In this archived broadcast from June 25, 1992, John Weeks speaks about bird songs and their qualities.  Songs by different species of thrush, wrens, thrasher and others are interspersed throughout the talk.  Weeks examines each song, touching on qualities such as tone and energy.

Tom Magnarelli / WRVO News (file photo)

Aging homes, poverty and unemployment force too many central New Yorkers to live in housing that just isn’t safe according to the New York state attorney general’s office. So it’s giving Home HeadQuarters $1 million to create the Greater Syracuse Green and Healthy Homes Initiative.

Local governments and several agencies have signed a pact promising to support initiatives that will lead to healthy homes. Syracuse Mayor Stephanie Miner said one of the big issues will focus on potential lead poisoning from lead paint.

Save the River

On June 23, 1976, an oil barge called the NEPC-140 ran into a shoal on the St. Lawrence River, spilling 300,000 gallons of crude into the heart of the Thousand Islands. On this, the 40th anniversary, the ”Slick of ‘76” remains one of the largest inland oil spills in the United States.

A Study in Bird Nesting

Jun 8, 2016
Dan Dangler / Flickr

In this archived broadcast from June 10, 1993, John Weeks discusses the observations he made during a study of a local wetland.  These observations include several notes on the nesting habits of over a dozen different bird species. 

Worst of the worst Great Lakes invasive species: Sea Lamprey

Jun 4, 2016
Angelica A. Morrison / Great Lakes Today

The sharp scent of chemicals bites the air as Jason Krebill wades in a creek and pulls out two slippery, slimy, parasitic creatures.

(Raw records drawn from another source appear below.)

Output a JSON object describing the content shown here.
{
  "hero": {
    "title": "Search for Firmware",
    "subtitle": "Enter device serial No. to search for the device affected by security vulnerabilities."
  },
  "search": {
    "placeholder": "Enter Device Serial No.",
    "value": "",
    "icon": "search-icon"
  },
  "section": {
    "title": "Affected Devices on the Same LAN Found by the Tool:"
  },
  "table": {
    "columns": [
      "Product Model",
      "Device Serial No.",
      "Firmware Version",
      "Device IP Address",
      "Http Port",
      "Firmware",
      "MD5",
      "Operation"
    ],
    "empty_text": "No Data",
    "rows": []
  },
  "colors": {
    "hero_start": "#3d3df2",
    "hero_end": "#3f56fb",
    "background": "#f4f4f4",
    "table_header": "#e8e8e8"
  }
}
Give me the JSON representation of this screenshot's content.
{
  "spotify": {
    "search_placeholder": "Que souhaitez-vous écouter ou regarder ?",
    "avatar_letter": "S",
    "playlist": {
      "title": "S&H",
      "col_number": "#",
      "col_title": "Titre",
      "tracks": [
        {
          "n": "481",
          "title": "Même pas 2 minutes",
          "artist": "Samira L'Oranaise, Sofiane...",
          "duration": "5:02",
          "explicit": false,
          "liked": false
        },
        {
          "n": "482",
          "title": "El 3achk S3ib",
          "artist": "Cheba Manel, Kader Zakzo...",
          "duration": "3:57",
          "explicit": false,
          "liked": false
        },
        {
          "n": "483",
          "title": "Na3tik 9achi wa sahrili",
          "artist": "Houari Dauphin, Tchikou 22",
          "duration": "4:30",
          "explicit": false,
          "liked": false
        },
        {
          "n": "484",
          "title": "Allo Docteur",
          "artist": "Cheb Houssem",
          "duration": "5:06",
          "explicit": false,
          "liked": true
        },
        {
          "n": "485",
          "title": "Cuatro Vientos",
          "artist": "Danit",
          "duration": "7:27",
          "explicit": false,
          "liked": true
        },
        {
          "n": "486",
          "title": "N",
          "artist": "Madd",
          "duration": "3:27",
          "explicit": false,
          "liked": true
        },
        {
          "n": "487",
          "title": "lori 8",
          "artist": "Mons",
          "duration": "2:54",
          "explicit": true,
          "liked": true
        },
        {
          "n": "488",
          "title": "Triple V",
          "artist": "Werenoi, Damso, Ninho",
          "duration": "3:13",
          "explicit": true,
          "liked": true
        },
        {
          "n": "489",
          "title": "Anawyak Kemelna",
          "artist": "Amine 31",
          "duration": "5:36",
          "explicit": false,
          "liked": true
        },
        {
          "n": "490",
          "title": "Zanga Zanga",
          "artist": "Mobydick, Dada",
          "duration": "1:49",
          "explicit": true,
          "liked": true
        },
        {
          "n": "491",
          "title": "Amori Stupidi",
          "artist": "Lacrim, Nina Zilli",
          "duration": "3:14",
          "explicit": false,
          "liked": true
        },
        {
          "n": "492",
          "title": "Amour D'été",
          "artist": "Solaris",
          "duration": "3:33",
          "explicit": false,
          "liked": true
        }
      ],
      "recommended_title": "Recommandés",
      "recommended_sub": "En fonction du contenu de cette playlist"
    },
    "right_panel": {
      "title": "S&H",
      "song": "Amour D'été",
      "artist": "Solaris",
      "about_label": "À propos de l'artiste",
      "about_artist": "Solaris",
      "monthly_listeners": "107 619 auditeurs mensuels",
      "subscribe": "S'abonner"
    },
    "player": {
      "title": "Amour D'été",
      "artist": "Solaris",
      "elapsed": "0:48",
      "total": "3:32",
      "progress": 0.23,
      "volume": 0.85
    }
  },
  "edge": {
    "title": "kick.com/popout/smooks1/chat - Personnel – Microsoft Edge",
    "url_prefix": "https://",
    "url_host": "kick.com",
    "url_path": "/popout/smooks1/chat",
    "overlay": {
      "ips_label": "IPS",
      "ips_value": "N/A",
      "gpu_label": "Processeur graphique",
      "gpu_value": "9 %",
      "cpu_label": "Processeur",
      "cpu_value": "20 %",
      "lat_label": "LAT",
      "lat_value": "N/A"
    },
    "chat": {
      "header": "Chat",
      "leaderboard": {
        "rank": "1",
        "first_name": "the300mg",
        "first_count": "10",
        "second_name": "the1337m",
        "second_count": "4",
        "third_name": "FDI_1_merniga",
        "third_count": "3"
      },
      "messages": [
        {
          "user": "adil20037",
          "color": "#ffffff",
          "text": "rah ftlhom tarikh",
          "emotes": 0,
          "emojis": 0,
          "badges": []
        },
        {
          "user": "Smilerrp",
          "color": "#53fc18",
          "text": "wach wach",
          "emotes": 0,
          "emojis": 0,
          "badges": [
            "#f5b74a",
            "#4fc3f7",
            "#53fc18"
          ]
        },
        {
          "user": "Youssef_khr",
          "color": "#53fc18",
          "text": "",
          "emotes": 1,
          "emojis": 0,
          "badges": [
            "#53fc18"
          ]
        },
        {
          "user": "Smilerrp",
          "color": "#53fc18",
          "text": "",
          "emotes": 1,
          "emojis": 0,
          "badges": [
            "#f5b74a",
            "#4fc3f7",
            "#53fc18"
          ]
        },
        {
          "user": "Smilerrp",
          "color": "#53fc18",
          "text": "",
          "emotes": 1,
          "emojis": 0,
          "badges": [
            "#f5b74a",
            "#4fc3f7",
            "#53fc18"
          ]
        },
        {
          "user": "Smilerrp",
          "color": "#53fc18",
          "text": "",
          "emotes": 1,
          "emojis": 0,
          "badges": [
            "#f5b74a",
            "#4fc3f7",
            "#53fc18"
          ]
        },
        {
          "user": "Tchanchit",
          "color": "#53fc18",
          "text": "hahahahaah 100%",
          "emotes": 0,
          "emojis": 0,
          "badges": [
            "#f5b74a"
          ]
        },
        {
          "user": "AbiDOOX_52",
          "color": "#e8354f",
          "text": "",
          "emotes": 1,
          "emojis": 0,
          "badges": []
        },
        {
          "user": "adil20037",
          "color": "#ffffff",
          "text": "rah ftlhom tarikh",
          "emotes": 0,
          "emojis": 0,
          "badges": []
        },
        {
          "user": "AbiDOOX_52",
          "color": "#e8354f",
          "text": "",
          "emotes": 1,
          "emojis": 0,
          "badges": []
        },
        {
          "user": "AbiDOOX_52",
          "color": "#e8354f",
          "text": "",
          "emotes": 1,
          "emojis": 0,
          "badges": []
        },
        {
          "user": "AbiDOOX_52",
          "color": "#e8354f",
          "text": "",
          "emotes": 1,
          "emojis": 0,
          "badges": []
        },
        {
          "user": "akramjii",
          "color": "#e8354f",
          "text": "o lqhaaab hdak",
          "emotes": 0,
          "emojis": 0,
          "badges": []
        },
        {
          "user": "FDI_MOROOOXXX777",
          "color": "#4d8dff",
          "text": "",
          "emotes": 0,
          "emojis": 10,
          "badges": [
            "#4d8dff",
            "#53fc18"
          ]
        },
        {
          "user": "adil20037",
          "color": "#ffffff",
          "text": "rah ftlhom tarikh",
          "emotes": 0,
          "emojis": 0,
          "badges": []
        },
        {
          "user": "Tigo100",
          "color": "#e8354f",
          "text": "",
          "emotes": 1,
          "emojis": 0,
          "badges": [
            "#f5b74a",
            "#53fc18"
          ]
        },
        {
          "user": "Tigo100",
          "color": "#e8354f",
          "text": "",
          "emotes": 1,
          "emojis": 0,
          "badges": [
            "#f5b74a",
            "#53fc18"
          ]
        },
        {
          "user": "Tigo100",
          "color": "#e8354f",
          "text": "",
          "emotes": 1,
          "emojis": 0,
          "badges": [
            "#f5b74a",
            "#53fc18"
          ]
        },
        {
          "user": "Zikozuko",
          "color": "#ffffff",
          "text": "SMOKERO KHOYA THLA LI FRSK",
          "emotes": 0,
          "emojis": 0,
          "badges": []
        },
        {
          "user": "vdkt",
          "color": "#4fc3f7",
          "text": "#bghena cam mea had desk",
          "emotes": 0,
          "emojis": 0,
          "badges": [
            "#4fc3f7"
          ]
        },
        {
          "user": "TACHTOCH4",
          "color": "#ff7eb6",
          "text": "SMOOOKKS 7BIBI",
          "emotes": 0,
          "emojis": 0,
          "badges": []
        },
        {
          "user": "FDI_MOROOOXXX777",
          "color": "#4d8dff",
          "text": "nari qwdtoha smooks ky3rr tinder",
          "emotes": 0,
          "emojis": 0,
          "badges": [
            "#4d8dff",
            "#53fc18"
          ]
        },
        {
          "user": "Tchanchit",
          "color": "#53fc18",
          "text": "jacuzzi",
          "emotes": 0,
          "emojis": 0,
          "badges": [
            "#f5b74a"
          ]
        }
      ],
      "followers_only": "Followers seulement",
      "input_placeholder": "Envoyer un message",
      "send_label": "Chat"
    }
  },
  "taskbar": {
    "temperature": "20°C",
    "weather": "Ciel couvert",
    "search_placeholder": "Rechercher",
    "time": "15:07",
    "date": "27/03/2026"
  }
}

He’s holding dead adult sea lampreys, one in each hand. They’re about two feet long, with suction-cupped mouths, lined with nearly a dozen rows of sharp teeth.

Like a vampire, the sea lamprey latches onto its prey and sucks the blood and nutrients out of fish in all five of the Great Lakes. Krebill, a biological science technician with the U.S. Fish and Wildlife Service, is a part of a team whose job it is to control the invasive species.

Changes in Birdwatching

Jun 3, 2016
Keith Williams / Flickr

In this archived broadcast from June 4, 1992, John Weeks discusses some observations in migration patterns he has witnessed while bird watching and offers a metaphor involving his daughter moving to a new home.

Flying Architects

Jun 1, 2016
Henry T. McLin / Flickr

In this archived broadcast from June 7, 1991, John Weeks discusses nature's flying architects, commonly known as birds.  Weeks covers the nest building of several species including Baltimore orioles and hummingbirds.


May 27, 2016
Michael Becker / Flickr

In this archived broadcast from May 27, 2005, John Weeks discusses the role mice play in maintaining an ecosystem.  Weeks goes into detail on how mice provide meals for several predator species and how this makes mice important members of the natural world.